• **ASSIGNMENT**: Output all of the entries exactly as written.

• **DATA PROVIDED**:

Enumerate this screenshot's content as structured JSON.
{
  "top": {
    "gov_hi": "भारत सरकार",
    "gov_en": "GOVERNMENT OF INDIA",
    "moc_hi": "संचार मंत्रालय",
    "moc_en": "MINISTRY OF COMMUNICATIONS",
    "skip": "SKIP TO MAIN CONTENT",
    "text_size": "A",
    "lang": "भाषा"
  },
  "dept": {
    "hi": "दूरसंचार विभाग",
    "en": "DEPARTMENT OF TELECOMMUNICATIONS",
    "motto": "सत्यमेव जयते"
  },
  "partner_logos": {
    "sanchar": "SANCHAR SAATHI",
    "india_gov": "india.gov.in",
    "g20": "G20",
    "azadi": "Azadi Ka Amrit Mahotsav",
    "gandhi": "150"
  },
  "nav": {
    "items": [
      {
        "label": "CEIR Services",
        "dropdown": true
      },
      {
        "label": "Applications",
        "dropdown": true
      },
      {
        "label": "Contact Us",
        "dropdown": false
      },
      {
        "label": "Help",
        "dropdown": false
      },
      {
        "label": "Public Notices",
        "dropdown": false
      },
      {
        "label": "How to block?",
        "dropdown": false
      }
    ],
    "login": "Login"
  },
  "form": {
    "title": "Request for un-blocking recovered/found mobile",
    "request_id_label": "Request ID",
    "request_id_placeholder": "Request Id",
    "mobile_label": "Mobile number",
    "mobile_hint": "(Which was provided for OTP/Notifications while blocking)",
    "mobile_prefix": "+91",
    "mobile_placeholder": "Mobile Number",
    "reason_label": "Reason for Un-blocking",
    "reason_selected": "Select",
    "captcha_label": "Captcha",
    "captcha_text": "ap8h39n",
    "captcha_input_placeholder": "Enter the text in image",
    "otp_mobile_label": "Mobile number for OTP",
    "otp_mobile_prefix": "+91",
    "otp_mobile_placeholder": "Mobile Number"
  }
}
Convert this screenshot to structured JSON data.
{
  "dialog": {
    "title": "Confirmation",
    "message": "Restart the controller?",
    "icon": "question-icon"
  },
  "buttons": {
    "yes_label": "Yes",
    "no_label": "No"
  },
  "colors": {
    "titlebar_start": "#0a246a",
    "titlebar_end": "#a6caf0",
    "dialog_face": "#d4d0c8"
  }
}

• **TASK RESPONSE**:
Enumerate this screenshot's content as structured JSON.
{
  "top": {
    "gov_hi": "भारत सरकार",
    "gov_en": "GOVERNMENT OF INDIA",
    "moc_hi": "संचार मंत्रालय",
    "moc_en": "MINISTRY OF COMMUNICATIONS",
    "skip": "SKIP TO MAIN CONTENT",
    "text_size": "A",
    "lang": "भाषा"
  },
  "dept": {
    "hi": "दूरसंचार विभाग",
    "en": "DEPARTMENT OF TELECOMMUNICATIONS",
    "motto": "सत्यमेव जयते"
  },
  "partner_logos": {
    "sanchar": "SANCHAR SAATHI",
    "india_gov": "india.gov.in",
    "g20": "G20",
    "azadi": "Azadi Ka Amrit Mahotsav",
    "gandhi": "150"
  },
  "nav": {
    "items": [
      {
        "label": "CEIR Services",
        "dropdown": true
      },
      {
        "label": "Applications",
        "dropdown": true
      },
      {
        "label": "Contact Us",
        "dropdown": false
      },
      {
        "label": "Help",
        "dropdown": false
      },
      {
        "label": "Public Notices",
        "dropdown": false
      },
      {
        "label": "How to block?",
        "dropdown": false
      }
    ],
    "login": "Login"
  },
  "form": {
    "title": "Request for un-blocking recovered/found mobile",
    "request_id_label": "Request ID",
    "request_id_placeholder": "Request Id",
    "mobile_label": "Mobile number",
    "mobile_hint": "(Which was provided for OTP/Notifications while blocking)",
    "mobile_prefix": "+91",
    "mobile_placeholder": "Mobile Number",
    "reason_label": "Reason for Un-blocking",
    "reason_selected": "Select",
    "captcha_label": "Captcha",
    "captcha_text": "ap8h39n",
    "captcha_input_placeholder": "Enter the text in image",
    "otp_mobile_label": "Mobile number for OTP",
    "otp_mobile_prefix": "+91",
    "otp_mobile_placeholder": "Mobile Number"
  }
}
Convert this screenshot to structured JSON data.
{
  "dialog": {
    "title": "Confirmation",
    "message": "Restart the controller?",
    "icon": "question-icon"
  },
  "buttons": {
    "yes_label": "Yes",
    "no_label": "No"
  },
  "colors": {
    "titlebar_start": "#0a246a",
    "titlebar_end": "#a6caf0",
    "dialog_face": "#d4d0c8"
  }
}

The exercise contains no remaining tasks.